Two factors are of great importance when figuring out whether the jars increase or decrease in value: the age and the condition. Both age and condition are significant aspects of inspecting a jar and determining a reasonable price for what it is worth. We all should be aware that the older the product is, the value increases.
However, this comes at a cost: the condition. The older the item is, it tends to deteriorate in color, durability, functionality, and many more possible outcomes that would warrant a decrease in price. Even minted items could possibly be subjected to the harsh conditions that comes with aging. As a consensus though, the older it is and the if condition is acceptable, it can be valued as high as $60-$100 per unit.
Focusing on the second aspect: the condition of the jar. The condition of the jar is important to keep track of since, again, the condition comes with age. For an acceptable condition, the jar must be able to seal itself, no identification of cracks or scratches, and no gunk piled up.
Of course, because of the age, some of these things may produce naturally, but the job is to reduce as much as possible is the goal. The less gunk, for example, the better. Individuals with expertise may be able to restore the jar but that comes at a cost.
Additional add ons may counteract its originality and therefore becomes tampered with. Overall, original works remain more valuable than restored ones. Also, if the original manufacturer had their own defects, these would not affect the value of the jar so do not worry about these issues.
Types of Hazel Atlas Mason Jars
There are four definable Hazel Atlas Jars that are of great importance to consider: the “Strong Shoulder” mason jar, trademark mason jar, and the E-Z seal mason jar. Each of these have their own unique quirks to them and if both the age and condition of the jar are optimal, you can imagine the value of taking into account all these factors.
First, the E-Z seal (Antique Mall, 2021) is a Hazel Atlas mason jar that features a glass lid and a bail with an inscription on the face of the jar that says “E-Z Seal”, alongside the standard “Atlas” or “Atlas Mason” inscriptions. Vintage clear or aqua blue E-Z Seal Atlas jars are typically worth between $8-20. The green color E-Z seal Atlas jars like the one shown below are much more valuable and typically sell for $50-$100 on ebay.
Some of the older models are created with amber glass which increased the value significantly since most others were produced from opal glass (Abandoned, 2022). These are considered one of the rarest jars of all time (Kitchen Ask, 2022). The amber E-Z seal Atlas jars sell for around $50+ on ebay.

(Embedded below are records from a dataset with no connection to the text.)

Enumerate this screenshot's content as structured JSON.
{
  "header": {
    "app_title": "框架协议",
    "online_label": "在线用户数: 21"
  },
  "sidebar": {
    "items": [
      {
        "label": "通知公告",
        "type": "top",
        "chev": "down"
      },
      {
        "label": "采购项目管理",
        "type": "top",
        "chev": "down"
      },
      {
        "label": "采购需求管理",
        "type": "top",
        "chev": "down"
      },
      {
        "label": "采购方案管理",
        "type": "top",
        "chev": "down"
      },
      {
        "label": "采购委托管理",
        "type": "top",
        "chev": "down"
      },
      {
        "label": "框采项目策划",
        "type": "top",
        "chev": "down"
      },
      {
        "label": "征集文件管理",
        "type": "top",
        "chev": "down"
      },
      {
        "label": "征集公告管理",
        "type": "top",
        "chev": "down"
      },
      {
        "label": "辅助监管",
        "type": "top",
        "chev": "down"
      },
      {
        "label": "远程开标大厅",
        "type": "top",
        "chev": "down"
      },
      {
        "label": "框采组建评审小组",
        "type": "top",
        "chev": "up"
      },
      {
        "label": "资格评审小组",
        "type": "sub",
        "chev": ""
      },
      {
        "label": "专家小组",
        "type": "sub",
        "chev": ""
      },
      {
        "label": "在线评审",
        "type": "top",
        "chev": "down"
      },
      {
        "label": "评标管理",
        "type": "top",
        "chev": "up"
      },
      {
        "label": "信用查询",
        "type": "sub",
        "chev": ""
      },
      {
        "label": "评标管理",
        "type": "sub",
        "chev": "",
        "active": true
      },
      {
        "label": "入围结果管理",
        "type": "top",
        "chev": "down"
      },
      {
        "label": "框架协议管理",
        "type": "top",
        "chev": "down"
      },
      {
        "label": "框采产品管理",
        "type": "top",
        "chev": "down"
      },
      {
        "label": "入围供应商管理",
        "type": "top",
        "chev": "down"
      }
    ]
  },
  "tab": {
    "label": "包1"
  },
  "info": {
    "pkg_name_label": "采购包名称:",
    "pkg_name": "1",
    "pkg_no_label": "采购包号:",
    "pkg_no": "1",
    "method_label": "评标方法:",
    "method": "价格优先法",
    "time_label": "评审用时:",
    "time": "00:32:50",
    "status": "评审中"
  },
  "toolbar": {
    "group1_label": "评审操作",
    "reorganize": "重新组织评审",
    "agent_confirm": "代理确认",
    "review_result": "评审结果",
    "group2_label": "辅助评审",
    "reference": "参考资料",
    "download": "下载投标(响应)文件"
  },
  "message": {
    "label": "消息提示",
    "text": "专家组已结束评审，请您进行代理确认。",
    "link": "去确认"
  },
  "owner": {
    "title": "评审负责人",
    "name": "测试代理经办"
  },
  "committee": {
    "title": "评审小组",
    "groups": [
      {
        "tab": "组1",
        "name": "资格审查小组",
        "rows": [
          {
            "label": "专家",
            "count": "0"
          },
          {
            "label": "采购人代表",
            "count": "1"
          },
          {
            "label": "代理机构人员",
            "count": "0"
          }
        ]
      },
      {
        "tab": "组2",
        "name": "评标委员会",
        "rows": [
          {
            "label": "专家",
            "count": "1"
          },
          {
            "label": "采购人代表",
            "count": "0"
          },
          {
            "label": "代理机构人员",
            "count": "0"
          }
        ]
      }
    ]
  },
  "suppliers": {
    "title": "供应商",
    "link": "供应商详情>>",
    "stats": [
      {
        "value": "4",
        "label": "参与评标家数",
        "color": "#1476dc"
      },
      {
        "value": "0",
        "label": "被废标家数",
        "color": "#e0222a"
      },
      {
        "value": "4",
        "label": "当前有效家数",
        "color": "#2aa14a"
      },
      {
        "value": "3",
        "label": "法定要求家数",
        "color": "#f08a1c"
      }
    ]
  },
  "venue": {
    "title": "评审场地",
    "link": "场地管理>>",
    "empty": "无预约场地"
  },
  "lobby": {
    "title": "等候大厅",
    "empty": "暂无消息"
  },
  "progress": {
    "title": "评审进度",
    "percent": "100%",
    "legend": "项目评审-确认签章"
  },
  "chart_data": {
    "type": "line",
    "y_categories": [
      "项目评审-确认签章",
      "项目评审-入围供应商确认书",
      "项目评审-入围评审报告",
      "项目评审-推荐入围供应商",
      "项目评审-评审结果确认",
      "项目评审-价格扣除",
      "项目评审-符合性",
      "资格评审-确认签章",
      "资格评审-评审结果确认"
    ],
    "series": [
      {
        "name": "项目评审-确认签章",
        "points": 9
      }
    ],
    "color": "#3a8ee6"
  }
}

Next up, is the trademark mason jar (Love to Know, 2022). These jars are very identical to the regularly produced mason jars that have the usual inscription of “Atlas” or “Atlas Mason” on the face and the “H” and “A” on the bottom. The only difference is the addon of a unique “H” and A” insignia on the face of the jar.
The concept is the same with the “H” above the “A”, however, the difference between this one and the ones on the bottoms, the “H” is somewhat larger and it overtakes the “A” and both are surrounded by a circular border to reflect circle.
Lastly, the “strong shoulder” mason jar (Love to Know, 2022) simply features a ledge that sits right above the shoulders of the jar and just below the screw threads for the lid. Again, “Strong Shoulder” is added onto the face of the jar.
All these jars, with their subtle and obvious differences, are significant factors in appraising their overall value and should always be considered with collecting, selling, or buying.
Should You Collect, Sell, or Buy Hazel Atlas Mason Jars?
Hope this article helped you understand the possible value of these Hazel Atlas mason jars and perhaps will ignite a passion to invest time and effort to effectively research and explore the field of buying, selling, and collecting these special canning jars. With proper observation and judgment, anyone can find worth in any authentic Hazel Atlas mason jar.